To counter this, the Migratory Soaring Birds project has released its “Guidance to minimize poisoning of migratory soaring birds in the Rift Valley/Red Sea Flyway”.
Agriculture is an important sector in the Rift Valley / Red Sea region, contributing significantly to the Gross Domestic Product (GDP) and employment of several countries and generating considerable income to the rural population. For instance, Ethiopia and Sudan’s economy are based on agriculture, accounting for 41% and 40% of GDP, and 85% and 45% total employment, respectively. However, such an important industry needs to be practiced sustainably in order to benefit people, and birds, in the long term. The ecological services provided by soaring birds as part of sustainable agriculture practices are jeopardised by the excessive usage of pesticides – harmful and toxic to humans and wildlife.
Unfortunately, unsustainable agricultural expansion and intensification exerts considerable pressure on biodiversity. Poisoning from agro-chemicals is one of the most prominent threats associated to agriculture, being a significant yet avoidable cause of mortality for birds and more specifically migratory soaring birds. This issue was highlighted at the Conference of Parties to the Convention on Migratory Species held at Bergen, Norway, November 2011, and a conference resolution was adopted on “Minimising the Risk of Poisoning to Migratory Birds” (Resolution 10.26).
The newly developed guidance is divided into two useful components. The first assesses the effects of chemicals used for the protection of crops from insect, rodent pests, and quelea and for the protection of livestock from predators, as well as the treatment of livestock with veterinary pharmaceuticals. The second includes recommendations that involve communities, industry, non-governmental organisations, and governments to limit agro-chemical-based impacts on migratory soaring birds.

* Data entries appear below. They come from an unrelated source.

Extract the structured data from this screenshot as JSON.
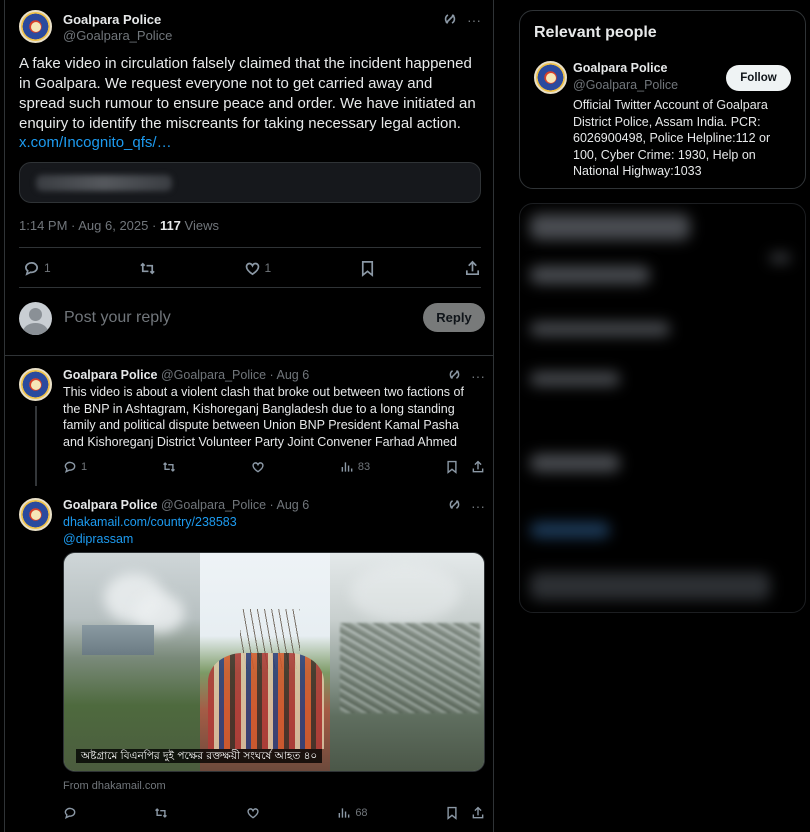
{
  "focus": {
    "name": "Goalpara Police",
    "handle": "@Goalpara_Police",
    "text": "A fake video in circulation falsely claimed that the incident happened in Goalpara. We request everyone not to get carried away and spread such rumour to ensure peace and order. We have initiated an enquiry to identify the miscreants for taking necessary legal action.",
    "link": "x.com/Incognito_qfs/…",
    "time": "1:14 PM · Aug 6, 2025 ·",
    "views_count": "117",
    "views_label": "Views",
    "replies": "1",
    "likes": "1"
  },
  "reply_box": {
    "placeholder": "Post your reply",
    "button": "Reply"
  },
  "tweets": [
    {
      "name": "Goalpara Police",
      "handle_date": "@Goalpara_Police · Aug 6",
      "text": "This video is about a violent clash that broke out between two factions of the BNP in Ashtagram, Kishoreganj Bangladesh due to a long standing family and political dispute between Union BNP President Kamal Pasha and Kishoreganj District Volunteer Party Joint Convener Farhad Ahmed",
      "replies": "1",
      "views": "83"
    },
    {
      "name": "Goalpara Police",
      "handle_date": "@Goalpara_Police · Aug 6",
      "link1": "dhakamail.com/country/238583",
      "link2": "@diprassam",
      "media_caption": "অষ্টগ্রামে বিএনপির দুই পক্ষের রক্তক্ষয়ী সংঘর্ষে আহত ৪০",
      "from": "From dhakamail.com",
      "views": "68"
    }
  ],
  "sidebar": {
    "title": "Relevant people",
    "name": "Goalpara Police",
    "handle": "@Goalpara_Police",
    "follow": "Follow",
    "bio": "Official Twitter Account of Goalpara District Police, Assam India. PCR: 6026900498, Police Helpline:112 or 100, Cyber Crime: 1930, Help on National Highway:1033"
  },
  "icons": {
    "grok": "grok-icon",
    "more": "more-icon",
    "reply": "reply-icon",
    "repost": "repost-icon",
    "like": "like-icon",
    "bookmark": "bookmark-icon",
    "share": "share-icon",
    "views": "views-icon"
  }
}
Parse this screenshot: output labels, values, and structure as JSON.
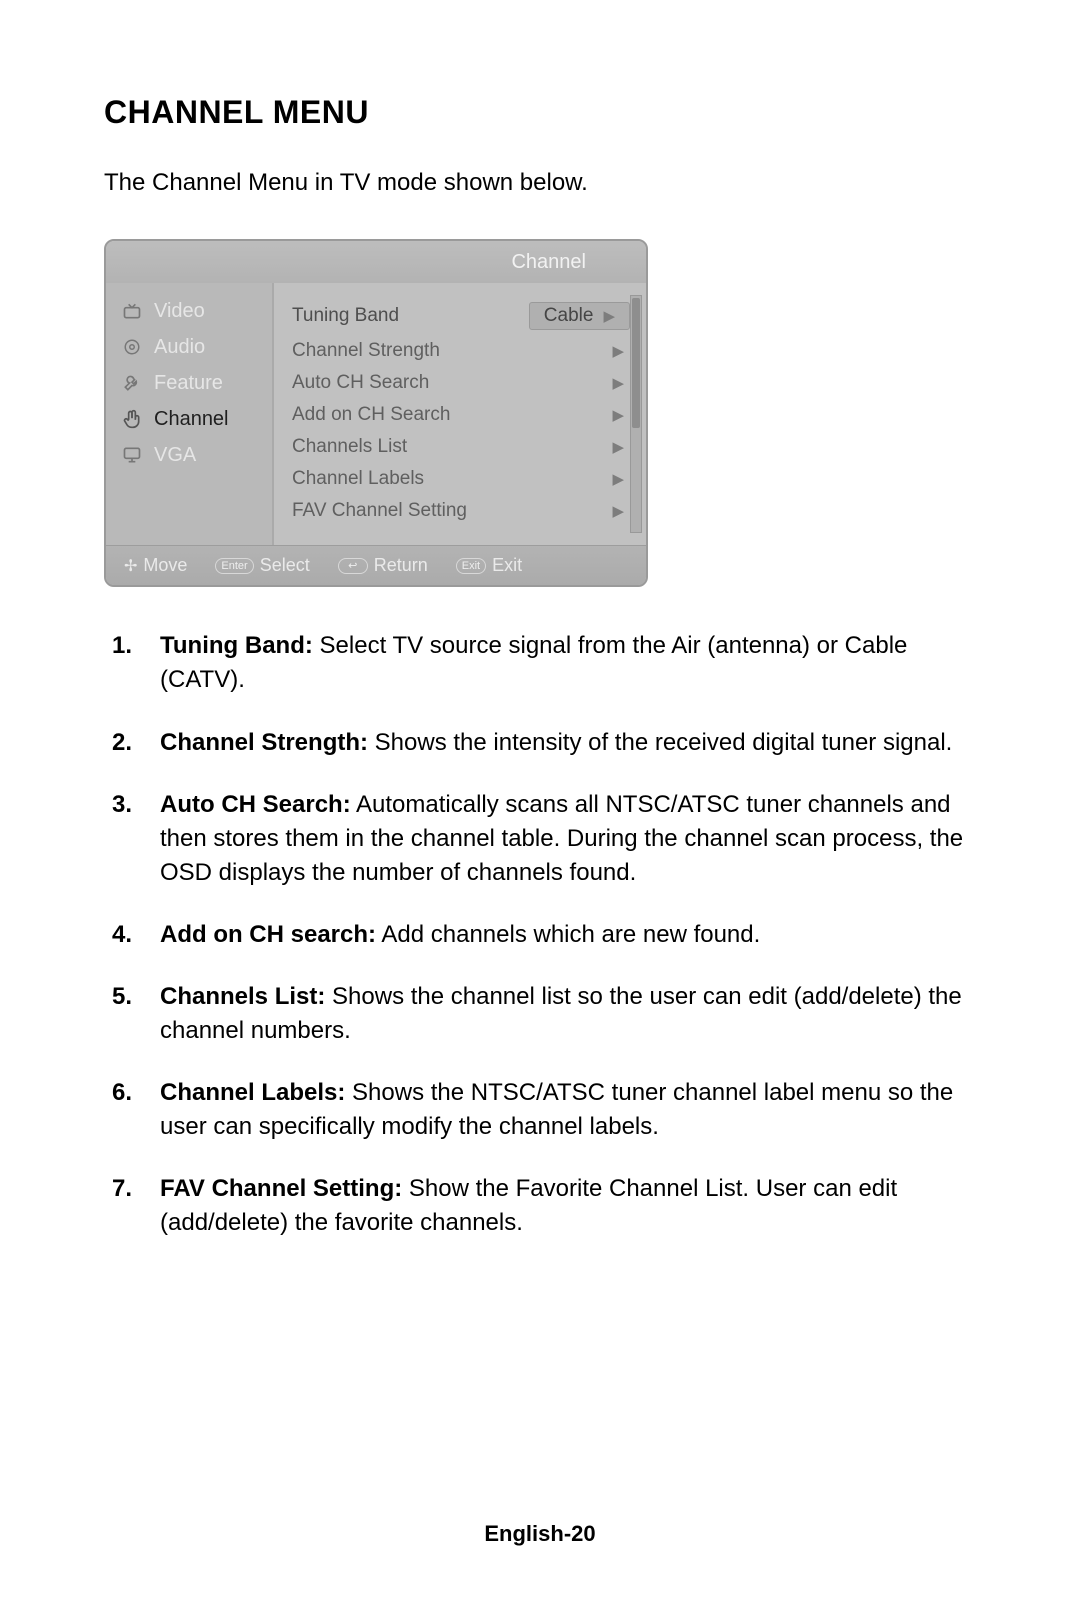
{
  "title": "CHANNEL MENU",
  "intro": "The Channel Menu in TV mode shown below.",
  "osd": {
    "header": "Channel",
    "nav": [
      {
        "label": "Video",
        "icon": "tv-icon"
      },
      {
        "label": "Audio",
        "icon": "speaker-icon"
      },
      {
        "label": "Feature",
        "icon": "wrench-icon"
      },
      {
        "label": "Channel",
        "icon": "hand-icon",
        "active": true
      },
      {
        "label": "VGA",
        "icon": "monitor-icon"
      }
    ],
    "rows": [
      {
        "label": "Tuning Band",
        "value": "Cable",
        "selected": true
      },
      {
        "label": "Channel Strength"
      },
      {
        "label": "Auto CH Search"
      },
      {
        "label": "Add on CH Search"
      },
      {
        "label": "Channels List"
      },
      {
        "label": "Channel Labels"
      },
      {
        "label": "FAV Channel Setting"
      }
    ],
    "footer": {
      "move": "Move",
      "select_key": "Enter",
      "select": "Select",
      "return": "Return",
      "exit_key": "Exit",
      "exit": "Exit"
    }
  },
  "items": [
    {
      "term": "Tuning Band:",
      "desc": " Select TV source signal from the Air (antenna) or Cable (CATV)."
    },
    {
      "term": "Channel Strength:",
      "desc": " Shows the intensity of the received digital tuner signal."
    },
    {
      "term": "Auto CH Search:",
      "desc": " Automatically scans all NTSC/ATSC tuner channels and then stores them in the channel table.  During the channel scan process, the OSD displays the number of channels found."
    },
    {
      "term": "Add on CH search:",
      "desc": " Add channels which are new found."
    },
    {
      "term": "Channels List:",
      "desc": " Shows the channel list so the user can edit (add/delete) the channel numbers."
    },
    {
      "term": "Channel Labels:",
      "desc": " Shows the NTSC/ATSC tuner channel label menu so the user can specifically modify the channel labels."
    },
    {
      "term": "FAV Channel Setting:",
      "desc": " Show the Favorite Channel List. User can edit (add/delete) the favorite channels."
    }
  ],
  "page_footer": "English-20"
}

The drafting of this guidance received input from relevant experts and stakeholders following a regional workshop on “Agro-chemical Poisoning and Conservation of Migratory Soaring Birds along the Rift Valley/Red Sea Flyway”. Held in April 2014 in the Federal Democratic Republic of Ethiopia, the insightful event was organized by both BirdLife International and IUCN drawing participation from Africa and the Middle East.